→ **Provided records**
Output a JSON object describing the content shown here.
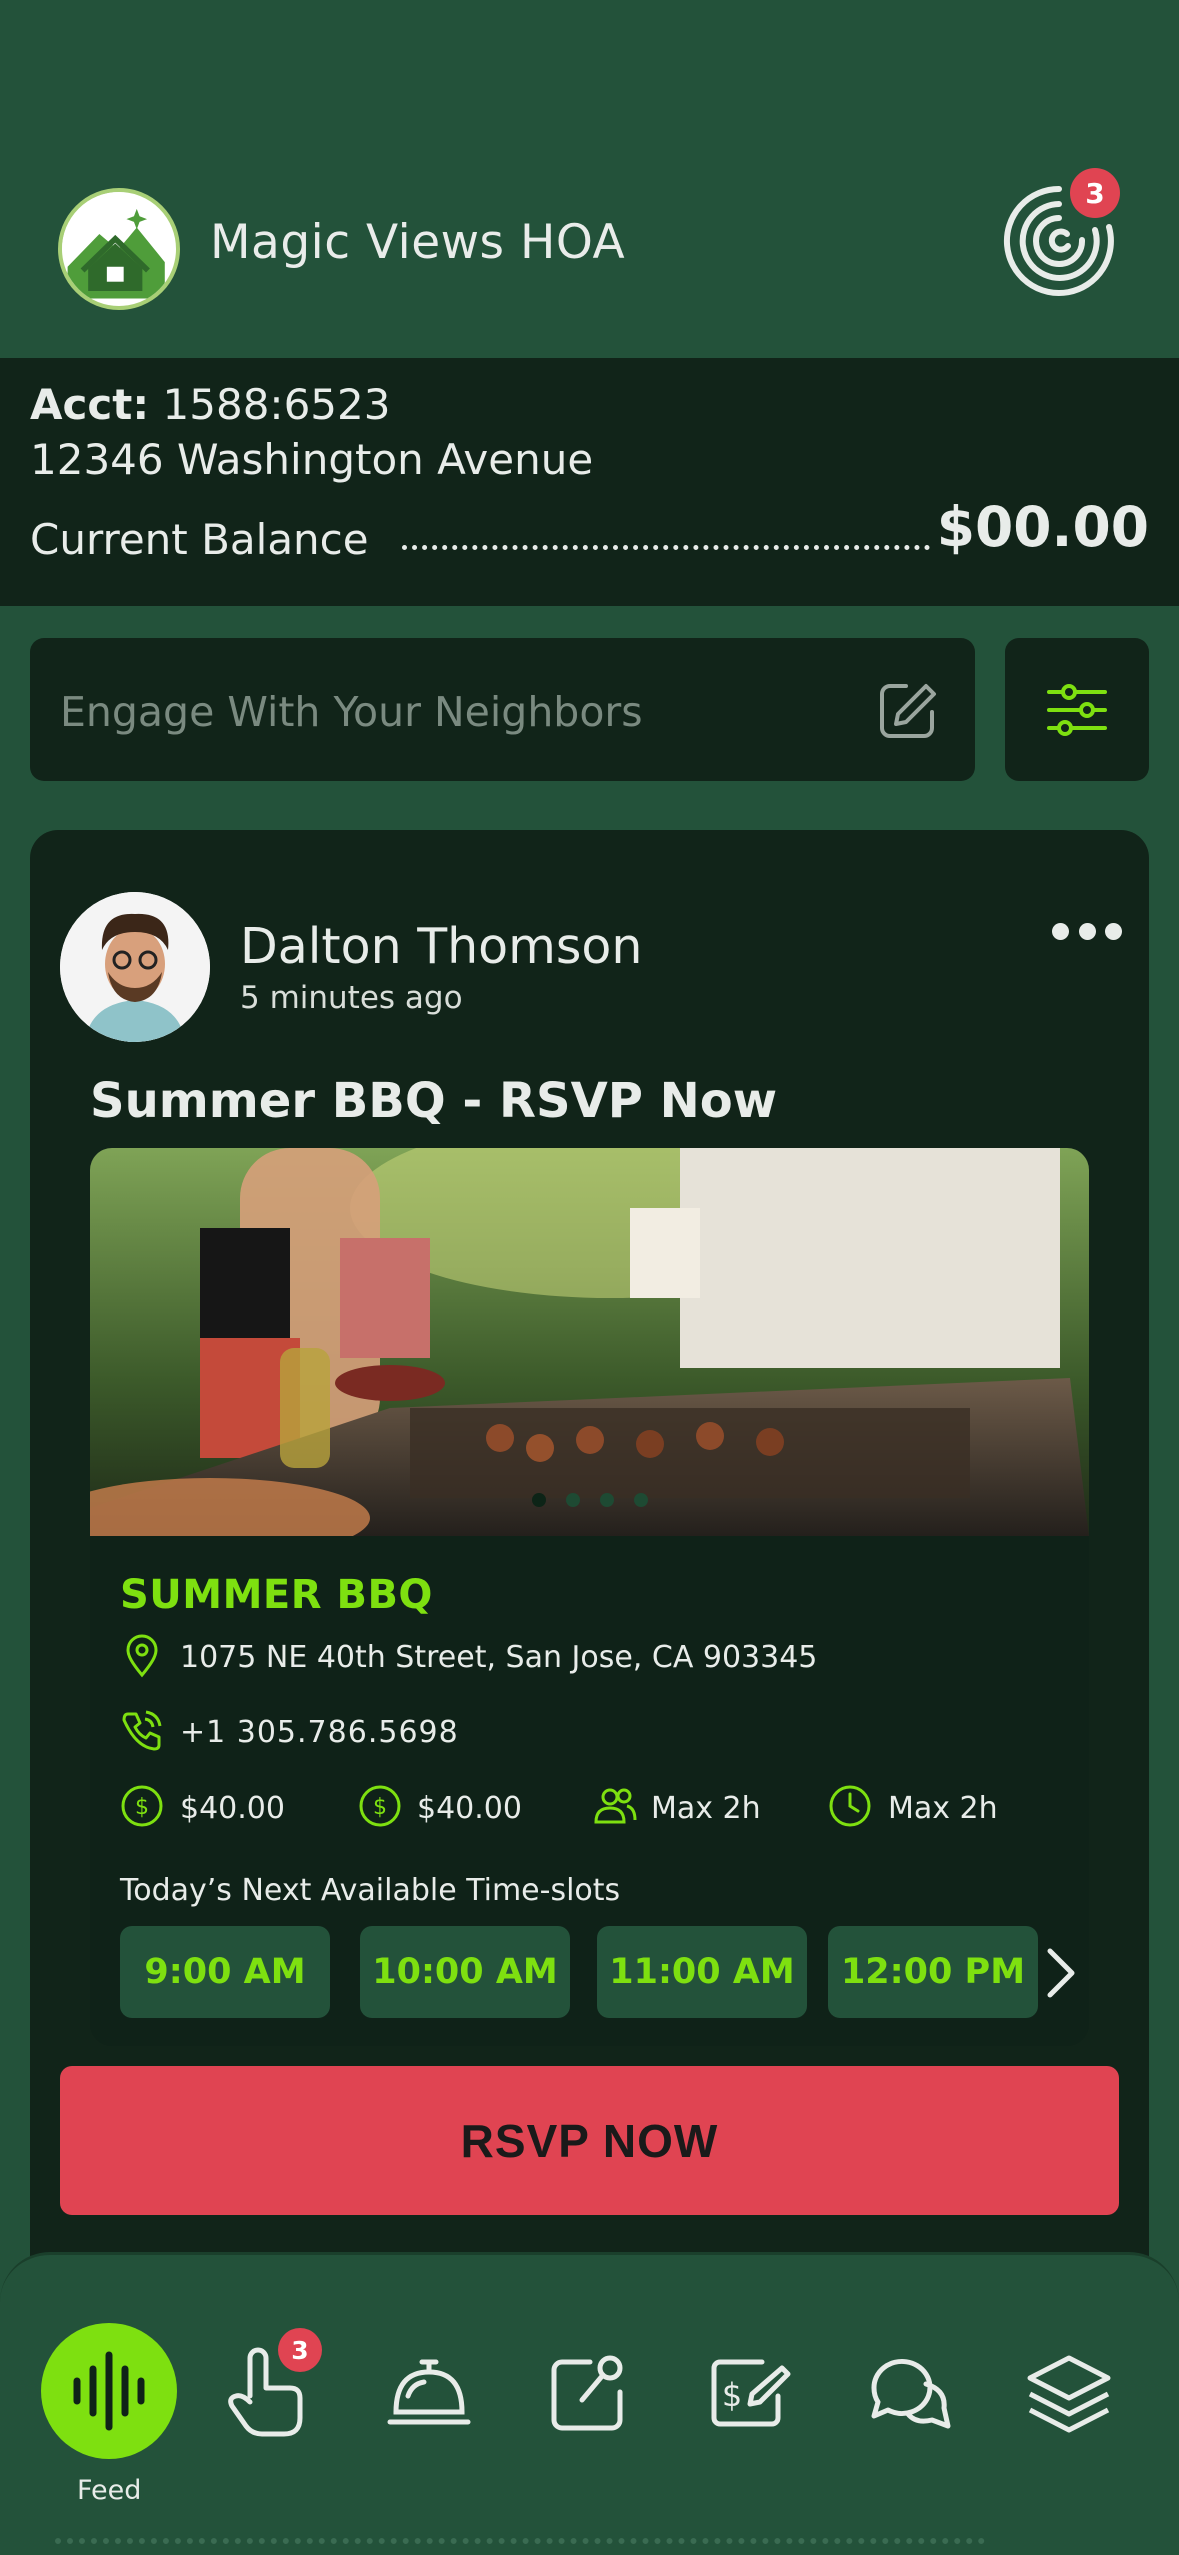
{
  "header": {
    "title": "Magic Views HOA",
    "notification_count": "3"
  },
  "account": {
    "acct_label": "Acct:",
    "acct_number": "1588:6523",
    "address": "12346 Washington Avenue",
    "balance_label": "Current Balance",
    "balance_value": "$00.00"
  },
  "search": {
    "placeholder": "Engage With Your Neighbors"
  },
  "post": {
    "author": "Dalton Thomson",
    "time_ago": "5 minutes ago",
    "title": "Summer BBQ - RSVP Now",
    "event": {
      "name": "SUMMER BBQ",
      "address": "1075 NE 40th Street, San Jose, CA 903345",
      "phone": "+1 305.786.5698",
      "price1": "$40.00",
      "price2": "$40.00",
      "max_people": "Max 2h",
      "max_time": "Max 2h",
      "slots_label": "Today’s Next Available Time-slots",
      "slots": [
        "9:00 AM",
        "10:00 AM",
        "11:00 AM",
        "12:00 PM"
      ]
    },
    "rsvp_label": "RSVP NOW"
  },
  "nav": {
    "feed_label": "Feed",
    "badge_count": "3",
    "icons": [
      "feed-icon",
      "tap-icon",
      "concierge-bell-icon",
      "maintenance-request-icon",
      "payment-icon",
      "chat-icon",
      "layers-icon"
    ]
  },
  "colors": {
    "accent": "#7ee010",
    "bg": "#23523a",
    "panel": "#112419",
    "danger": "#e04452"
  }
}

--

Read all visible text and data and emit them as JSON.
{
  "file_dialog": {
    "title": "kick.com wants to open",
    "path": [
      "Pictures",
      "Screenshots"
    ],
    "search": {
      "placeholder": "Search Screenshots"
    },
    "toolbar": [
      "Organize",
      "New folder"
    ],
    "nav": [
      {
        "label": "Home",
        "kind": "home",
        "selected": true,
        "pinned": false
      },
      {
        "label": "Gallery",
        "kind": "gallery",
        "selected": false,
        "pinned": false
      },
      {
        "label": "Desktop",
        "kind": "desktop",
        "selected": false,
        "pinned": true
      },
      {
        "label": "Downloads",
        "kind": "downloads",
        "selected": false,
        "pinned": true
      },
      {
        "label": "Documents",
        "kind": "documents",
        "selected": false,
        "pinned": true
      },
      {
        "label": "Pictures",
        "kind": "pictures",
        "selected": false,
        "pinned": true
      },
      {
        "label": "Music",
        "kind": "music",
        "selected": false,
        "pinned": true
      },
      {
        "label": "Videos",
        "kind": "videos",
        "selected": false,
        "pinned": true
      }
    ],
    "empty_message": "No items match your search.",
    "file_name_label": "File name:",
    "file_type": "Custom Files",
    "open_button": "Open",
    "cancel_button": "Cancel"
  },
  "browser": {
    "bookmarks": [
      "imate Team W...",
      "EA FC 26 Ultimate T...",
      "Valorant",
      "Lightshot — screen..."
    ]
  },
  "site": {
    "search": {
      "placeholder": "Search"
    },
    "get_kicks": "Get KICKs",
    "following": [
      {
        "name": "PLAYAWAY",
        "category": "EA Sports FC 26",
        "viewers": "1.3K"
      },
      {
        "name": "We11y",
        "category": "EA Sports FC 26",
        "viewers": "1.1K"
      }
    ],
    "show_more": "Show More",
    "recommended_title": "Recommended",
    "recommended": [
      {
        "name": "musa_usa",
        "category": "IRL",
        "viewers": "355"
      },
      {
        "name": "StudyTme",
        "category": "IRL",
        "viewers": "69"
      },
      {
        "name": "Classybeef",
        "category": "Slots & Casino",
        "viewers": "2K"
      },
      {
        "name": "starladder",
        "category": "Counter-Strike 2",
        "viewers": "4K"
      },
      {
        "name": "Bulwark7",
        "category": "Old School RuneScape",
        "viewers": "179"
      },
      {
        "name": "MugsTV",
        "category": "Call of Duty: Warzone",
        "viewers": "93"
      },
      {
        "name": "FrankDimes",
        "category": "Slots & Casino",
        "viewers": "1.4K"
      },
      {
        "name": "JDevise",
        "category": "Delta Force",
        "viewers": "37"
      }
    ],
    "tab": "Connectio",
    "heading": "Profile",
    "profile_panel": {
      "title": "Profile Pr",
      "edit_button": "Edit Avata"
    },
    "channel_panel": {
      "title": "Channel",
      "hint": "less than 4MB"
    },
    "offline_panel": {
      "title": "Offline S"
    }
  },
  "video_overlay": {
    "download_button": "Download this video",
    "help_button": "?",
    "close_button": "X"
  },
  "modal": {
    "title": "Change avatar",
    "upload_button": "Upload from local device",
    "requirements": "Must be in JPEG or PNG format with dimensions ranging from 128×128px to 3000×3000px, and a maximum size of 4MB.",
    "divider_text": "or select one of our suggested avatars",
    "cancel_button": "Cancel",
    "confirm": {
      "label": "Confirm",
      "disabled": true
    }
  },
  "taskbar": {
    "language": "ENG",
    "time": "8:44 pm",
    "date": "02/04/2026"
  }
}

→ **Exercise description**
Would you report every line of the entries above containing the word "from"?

→ **Your response**
    "upload_button": "Upload from local device",
    "requirements": "Must be in JPEG or PNG format with dimensions ranging from 128×128px to 3000×3000px, and a maximum size of 4MB.",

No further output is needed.